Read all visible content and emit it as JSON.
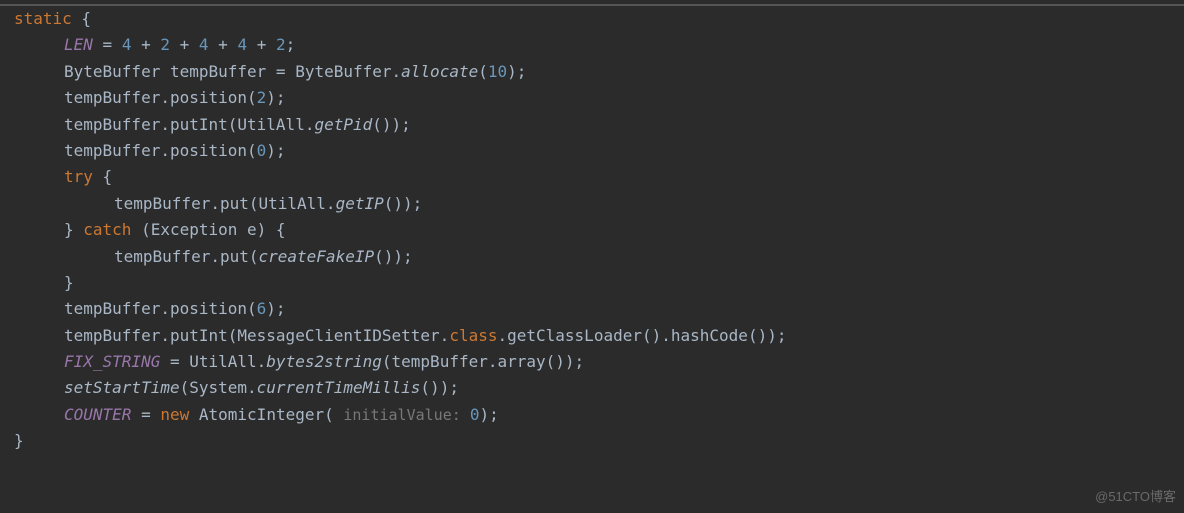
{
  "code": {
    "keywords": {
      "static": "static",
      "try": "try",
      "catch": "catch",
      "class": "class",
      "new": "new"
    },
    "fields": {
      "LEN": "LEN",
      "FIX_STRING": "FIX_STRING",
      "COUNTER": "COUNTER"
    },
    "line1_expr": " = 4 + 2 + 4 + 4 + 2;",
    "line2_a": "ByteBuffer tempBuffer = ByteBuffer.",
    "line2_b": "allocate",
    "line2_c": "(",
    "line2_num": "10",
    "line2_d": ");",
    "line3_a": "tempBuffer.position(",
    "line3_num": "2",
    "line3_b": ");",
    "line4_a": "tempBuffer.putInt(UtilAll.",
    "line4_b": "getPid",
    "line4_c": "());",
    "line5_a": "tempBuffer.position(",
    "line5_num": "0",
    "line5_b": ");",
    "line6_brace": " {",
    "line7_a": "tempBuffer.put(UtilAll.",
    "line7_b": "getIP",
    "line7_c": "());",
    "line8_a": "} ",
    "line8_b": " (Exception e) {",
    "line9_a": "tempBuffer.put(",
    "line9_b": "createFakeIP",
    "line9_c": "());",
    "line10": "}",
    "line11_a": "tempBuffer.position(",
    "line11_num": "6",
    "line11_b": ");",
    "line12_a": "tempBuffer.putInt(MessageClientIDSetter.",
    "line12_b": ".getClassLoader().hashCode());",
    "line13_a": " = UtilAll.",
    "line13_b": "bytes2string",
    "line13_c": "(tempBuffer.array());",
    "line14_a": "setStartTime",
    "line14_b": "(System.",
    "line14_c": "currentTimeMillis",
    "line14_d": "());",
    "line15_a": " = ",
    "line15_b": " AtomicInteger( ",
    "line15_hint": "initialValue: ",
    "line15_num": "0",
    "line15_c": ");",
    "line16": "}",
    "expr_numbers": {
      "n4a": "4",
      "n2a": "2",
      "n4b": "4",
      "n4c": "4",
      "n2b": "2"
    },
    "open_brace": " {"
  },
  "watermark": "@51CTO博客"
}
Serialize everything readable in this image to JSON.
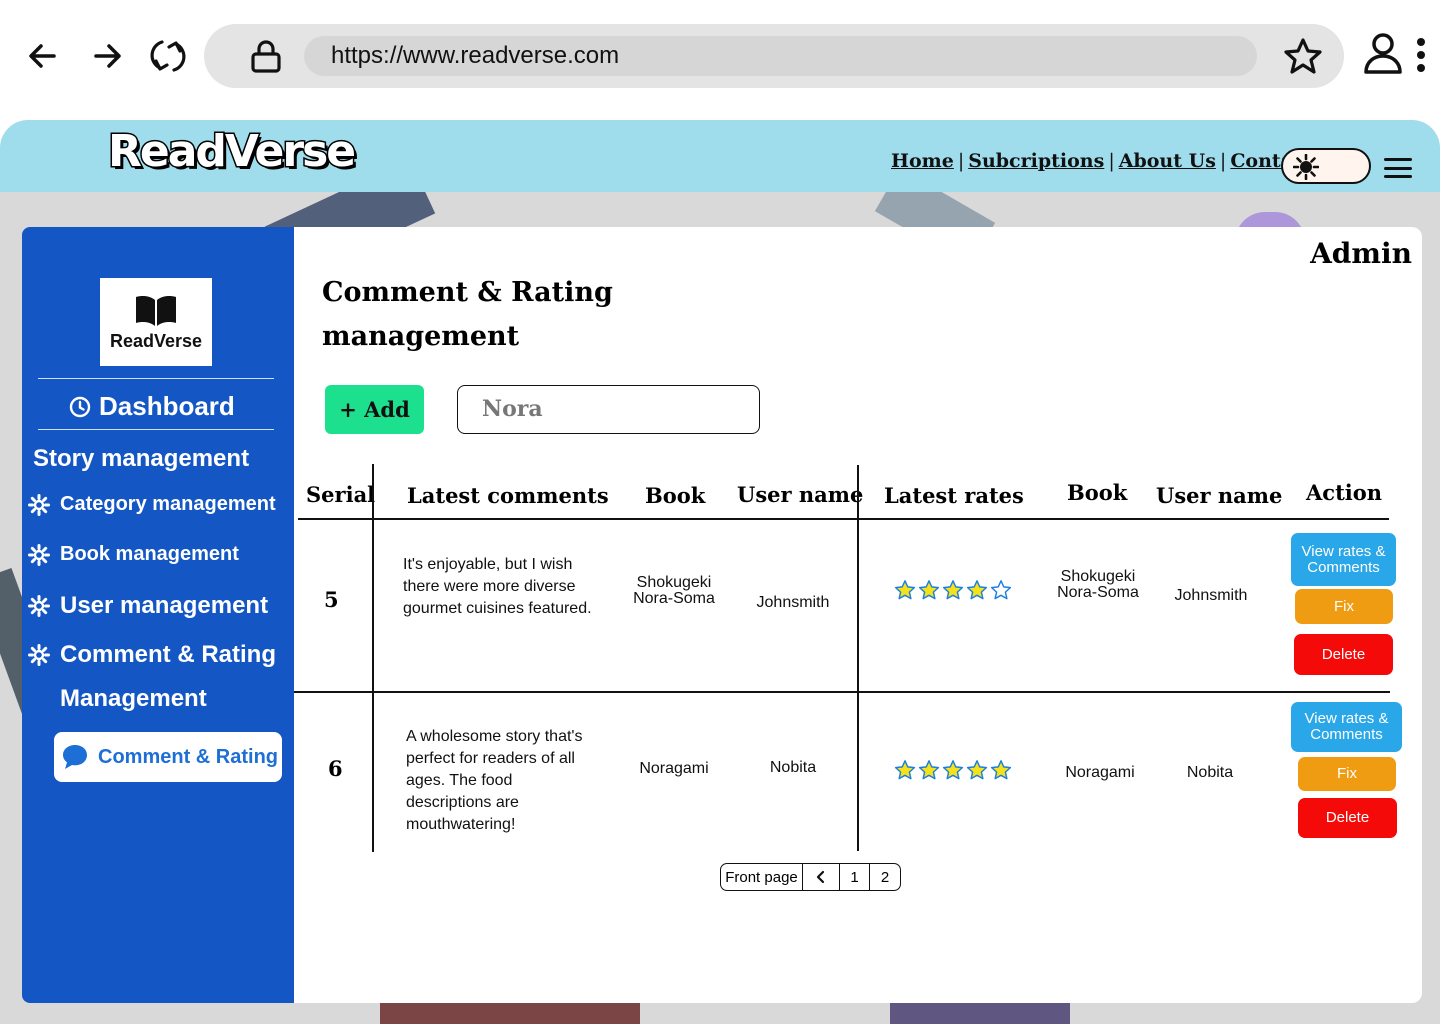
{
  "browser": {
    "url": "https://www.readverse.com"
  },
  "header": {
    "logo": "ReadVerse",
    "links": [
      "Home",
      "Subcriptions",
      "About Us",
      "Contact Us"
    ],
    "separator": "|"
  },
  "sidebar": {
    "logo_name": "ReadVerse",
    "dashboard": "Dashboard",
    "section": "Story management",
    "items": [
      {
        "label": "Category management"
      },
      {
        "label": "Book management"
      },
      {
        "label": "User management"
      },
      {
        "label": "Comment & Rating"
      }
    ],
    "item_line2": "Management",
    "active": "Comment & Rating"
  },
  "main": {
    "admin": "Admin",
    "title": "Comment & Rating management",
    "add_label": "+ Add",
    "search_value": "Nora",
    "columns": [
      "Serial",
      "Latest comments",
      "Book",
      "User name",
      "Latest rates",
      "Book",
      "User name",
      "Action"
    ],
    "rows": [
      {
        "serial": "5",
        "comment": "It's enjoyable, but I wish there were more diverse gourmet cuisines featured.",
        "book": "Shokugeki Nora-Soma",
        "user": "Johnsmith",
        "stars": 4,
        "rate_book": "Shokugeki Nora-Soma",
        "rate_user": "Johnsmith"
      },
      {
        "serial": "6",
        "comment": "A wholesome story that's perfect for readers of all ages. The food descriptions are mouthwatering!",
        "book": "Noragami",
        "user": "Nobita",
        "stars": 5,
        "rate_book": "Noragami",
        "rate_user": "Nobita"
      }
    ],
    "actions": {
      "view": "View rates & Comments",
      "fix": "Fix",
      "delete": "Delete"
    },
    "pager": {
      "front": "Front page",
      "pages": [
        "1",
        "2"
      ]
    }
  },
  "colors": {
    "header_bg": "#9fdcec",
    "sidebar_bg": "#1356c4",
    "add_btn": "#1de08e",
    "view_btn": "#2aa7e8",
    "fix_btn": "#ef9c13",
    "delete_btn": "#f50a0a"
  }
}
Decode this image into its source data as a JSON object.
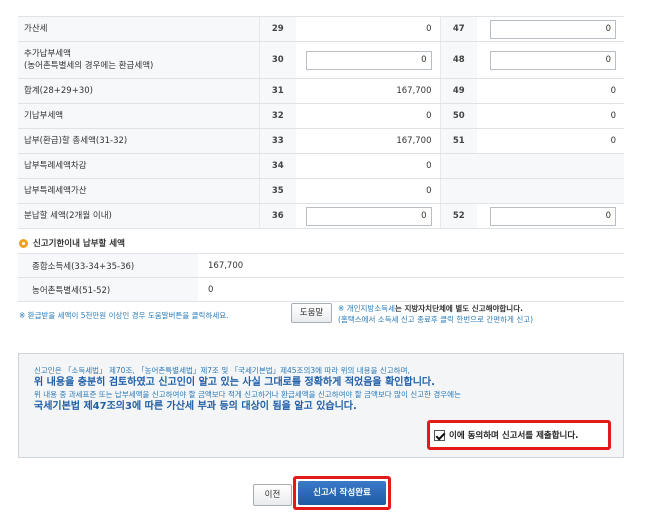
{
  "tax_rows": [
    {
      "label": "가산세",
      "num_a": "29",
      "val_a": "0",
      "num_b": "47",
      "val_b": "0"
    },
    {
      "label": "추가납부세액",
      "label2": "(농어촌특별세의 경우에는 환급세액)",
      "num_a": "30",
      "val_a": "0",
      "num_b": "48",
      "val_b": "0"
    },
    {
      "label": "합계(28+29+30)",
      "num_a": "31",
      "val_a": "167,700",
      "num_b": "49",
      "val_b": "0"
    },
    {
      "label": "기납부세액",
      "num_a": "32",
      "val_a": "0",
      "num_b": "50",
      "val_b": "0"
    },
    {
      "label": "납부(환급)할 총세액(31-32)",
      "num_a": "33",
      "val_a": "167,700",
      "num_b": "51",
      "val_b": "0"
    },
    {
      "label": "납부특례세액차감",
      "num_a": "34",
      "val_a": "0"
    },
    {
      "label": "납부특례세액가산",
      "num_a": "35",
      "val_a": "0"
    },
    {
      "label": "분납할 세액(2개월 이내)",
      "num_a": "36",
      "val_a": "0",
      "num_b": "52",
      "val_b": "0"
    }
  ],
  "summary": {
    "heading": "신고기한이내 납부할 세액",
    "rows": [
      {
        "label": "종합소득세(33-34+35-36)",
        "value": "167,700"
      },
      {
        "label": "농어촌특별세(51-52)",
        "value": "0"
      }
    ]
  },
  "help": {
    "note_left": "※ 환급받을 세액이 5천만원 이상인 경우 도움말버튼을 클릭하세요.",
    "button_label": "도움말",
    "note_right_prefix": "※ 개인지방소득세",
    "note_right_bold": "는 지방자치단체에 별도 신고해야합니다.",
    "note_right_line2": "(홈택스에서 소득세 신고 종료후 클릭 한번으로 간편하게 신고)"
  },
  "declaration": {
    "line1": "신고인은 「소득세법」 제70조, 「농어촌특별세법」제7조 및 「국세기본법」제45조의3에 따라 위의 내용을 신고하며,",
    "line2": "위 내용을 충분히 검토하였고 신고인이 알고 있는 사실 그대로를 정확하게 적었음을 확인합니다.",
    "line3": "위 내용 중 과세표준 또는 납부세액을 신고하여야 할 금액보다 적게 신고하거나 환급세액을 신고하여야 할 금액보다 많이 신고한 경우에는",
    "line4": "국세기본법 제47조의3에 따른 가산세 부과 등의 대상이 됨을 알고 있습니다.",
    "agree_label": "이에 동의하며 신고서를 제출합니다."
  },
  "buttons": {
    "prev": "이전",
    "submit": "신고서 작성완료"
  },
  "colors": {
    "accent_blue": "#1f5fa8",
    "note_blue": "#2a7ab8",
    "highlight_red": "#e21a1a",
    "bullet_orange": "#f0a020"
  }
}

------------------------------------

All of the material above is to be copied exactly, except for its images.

Read all visible content and emit it as JSON.
{
  "code": {
    "keywords": {
      "static": "static",
      "try": "try",
      "catch": "catch",
      "class": "class",
      "new": "new"
    },
    "fields": {
      "LEN": "LEN",
      "FIX_STRING": "FIX_STRING",
      "COUNTER": "COUNTER"
    },
    "line1_expr": " = 4 + 2 + 4 + 4 + 2;",
    "line2_a": "ByteBuffer tempBuffer = ByteBuffer.",
    "line2_b": "allocate",
    "line2_c": "(",
    "line2_num": "10",
    "line2_d": ");",
    "line3_a": "tempBuffer.position(",
    "line3_num": "2",
    "line3_b": ");",
    "line4_a": "tempBuffer.putInt(UtilAll.",
    "line4_b": "getPid",
    "line4_c": "());",
    "line5_a": "tempBuffer.position(",
    "line5_num": "0",
    "line5_b": ");",
    "line6_brace": " {",
    "line7_a": "tempBuffer.put(UtilAll.",
    "line7_b": "getIP",
    "line7_c": "());",
    "line8_a": "} ",
    "line8_b": " (Exception e) {",
    "line9_a": "tempBuffer.put(",
    "line9_b": "createFakeIP",
    "line9_c": "());",
    "line10": "}",
    "line11_a": "tempBuffer.position(",
    "line11_num": "6",
    "line11_b": ");",
    "line12_a": "tempBuffer.putInt(MessageClientIDSetter.",
    "line12_b": ".getClassLoader().hashCode());",
    "line13_a": " = UtilAll.",
    "line13_b": "bytes2string",
    "line13_c": "(tempBuffer.array());",
    "line14_a": "setStartTime",
    "line14_b": "(System.",
    "line14_c": "currentTimeMillis",
    "line14_d": "());",
    "line15_a": " = ",
    "line15_b": " AtomicInteger( ",
    "line15_hint": "initialValue: ",
    "line15_num": "0",
    "line15_c": ");",
    "line16": "}",
    "expr_numbers": {
      "n4a": "4",
      "n2a": "2",
      "n4b": "4",
      "n4c": "4",
      "n2b": "2"
    },
    "open_brace": " {"
  },
  "watermark": "@51CTO博客"
}
Serialize everything readable in this image to JSON.
{
  "browser": {
    "url": "https://www.readverse.com"
  },
  "header": {
    "logo": "ReadVerse",
    "links": [
      "Home",
      "Subcriptions",
      "About Us",
      "Contact Us"
    ],
    "separator": "|"
  },
  "sidebar": {
    "logo_name": "ReadVerse",
    "dashboard": "Dashboard",
    "section": "Story management",
    "items": [
      {
        "label": "Category management"
      },
      {
        "label": "Book management"
      },
      {
        "label": "User management"
      },
      {
        "label": "Comment & Rating"
      }
    ],
    "item_line2": "Management",
    "active": "Comment & Rating"
  },
  "main": {
    "admin": "Admin",
    "title": "Comment & Rating management",
    "add_label": "+ Add",
    "search_value": "Nora",
    "columns": [
      "Serial",
      "Latest comments",
      "Book",
      "User name",
      "Latest rates",
      "Book",
      "User name",
      "Action"
    ],
    "rows": [
      {
        "serial": "5",
        "comment": "It's enjoyable, but I wish there were more diverse gourmet cuisines featured.",
        "book": "Shokugeki Nora-Soma",
        "user": "Johnsmith",
        "stars": 4,
        "rate_book": "Shokugeki Nora-Soma",
        "rate_user": "Johnsmith"
      },
      {
        "serial": "6",
        "comment": "A wholesome story that's perfect for readers of all ages. The food descriptions are mouthwatering!",
        "book": "Noragami",
        "user": "Nobita",
        "stars": 5,
        "rate_book": "Noragami",
        "rate_user": "Nobita"
      }
    ],
    "actions": {
      "view": "View rates & Comments",
      "fix": "Fix",
      "delete": "Delete"
    },
    "pager": {
      "front": "Front page",
      "pages": [
        "1",
        "2"
      ]
    }
  },
  "colors": {
    "header_bg": "#9fdcec",
    "sidebar_bg": "#1356c4",
    "add_btn": "#1de08e",
    "view_btn": "#2aa7e8",
    "fix_btn": "#ef9c13",
    "delete_btn": "#f50a0a"
  }
}
Decode this image into its source data as a JSON object.
{
  "tax_rows": [
    {
      "label": "가산세",
      "num_a": "29",
      "val_a": "0",
      "num_b": "47",
      "val_b": "0"
    },
    {
      "label": "추가납부세액",
      "label2": "(농어촌특별세의 경우에는 환급세액)",
      "num_a": "30",
      "val_a": "0",
      "num_b": "48",
      "val_b": "0"
    },
    {
      "label": "합계(28+29+30)",
      "num_a": "31",
      "val_a": "167,700",
      "num_b": "49",
      "val_b": "0"
    },
    {
      "label": "기납부세액",
      "num_a": "32",
      "val_a": "0",
      "num_b": "50",
      "val_b": "0"
    },
    {
      "label": "납부(환급)할 총세액(31-32)",
      "num_a": "33",
      "val_a": "167,700",
      "num_b": "51",
      "val_b": "0"
    },
    {
      "label": "납부특례세액차감",
      "num_a": "34",
      "val_a": "0"
    },
    {
      "label": "납부특례세액가산",
      "num_a": "35",
      "val_a": "0"
    },
    {
      "label": "분납할 세액(2개월 이내)",
      "num_a": "36",
      "val_a": "0",
      "num_b": "52",
      "val_b": "0"
    }
  ],
  "summary": {
    "heading": "신고기한이내 납부할 세액",
    "rows": [
      {
        "label": "종합소득세(33-34+35-36)",
        "value": "167,700"
      },
      {
        "label": "농어촌특별세(51-52)",
        "value": "0"
      }
    ]
  },
  "help": {
    "note_left": "※ 환급받을 세액이 5천만원 이상인 경우 도움말버튼을 클릭하세요.",
    "button_label": "도움말",
    "note_right_prefix": "※ 개인지방소득세",
    "note_right_bold": "는 지방자치단체에 별도 신고해야합니다.",
    "note_right_line2": "(홈택스에서 소득세 신고 종료후 클릭 한번으로 간편하게 신고)"
  },
  "declaration": {
    "line1": "신고인은 「소득세법」 제70조, 「농어촌특별세법」제7조 및 「국세기본법」제45조의3에 따라 위의 내용을 신고하며,",
    "line2": "위 내용을 충분히 검토하였고 신고인이 알고 있는 사실 그대로를 정확하게 적었음을 확인합니다.",
    "line3": "위 내용 중 과세표준 또는 납부세액을 신고하여야 할 금액보다 적게 신고하거나 환급세액을 신고하여야 할 금액보다 많이 신고한 경우에는",
    "line4": "국세기본법 제47조의3에 따른 가산세 부과 등의 대상이 됨을 알고 있습니다.",
    "agree_label": "이에 동의하며 신고서를 제출합니다."
  },
  "buttons": {
    "prev": "이전",
    "submit": "신고서 작성완료"
  },
  "colors": {
    "accent_blue": "#1f5fa8",
    "note_blue": "#2a7ab8",
    "highlight_red": "#e21a1a",
    "bullet_orange": "#f0a020"
  }
}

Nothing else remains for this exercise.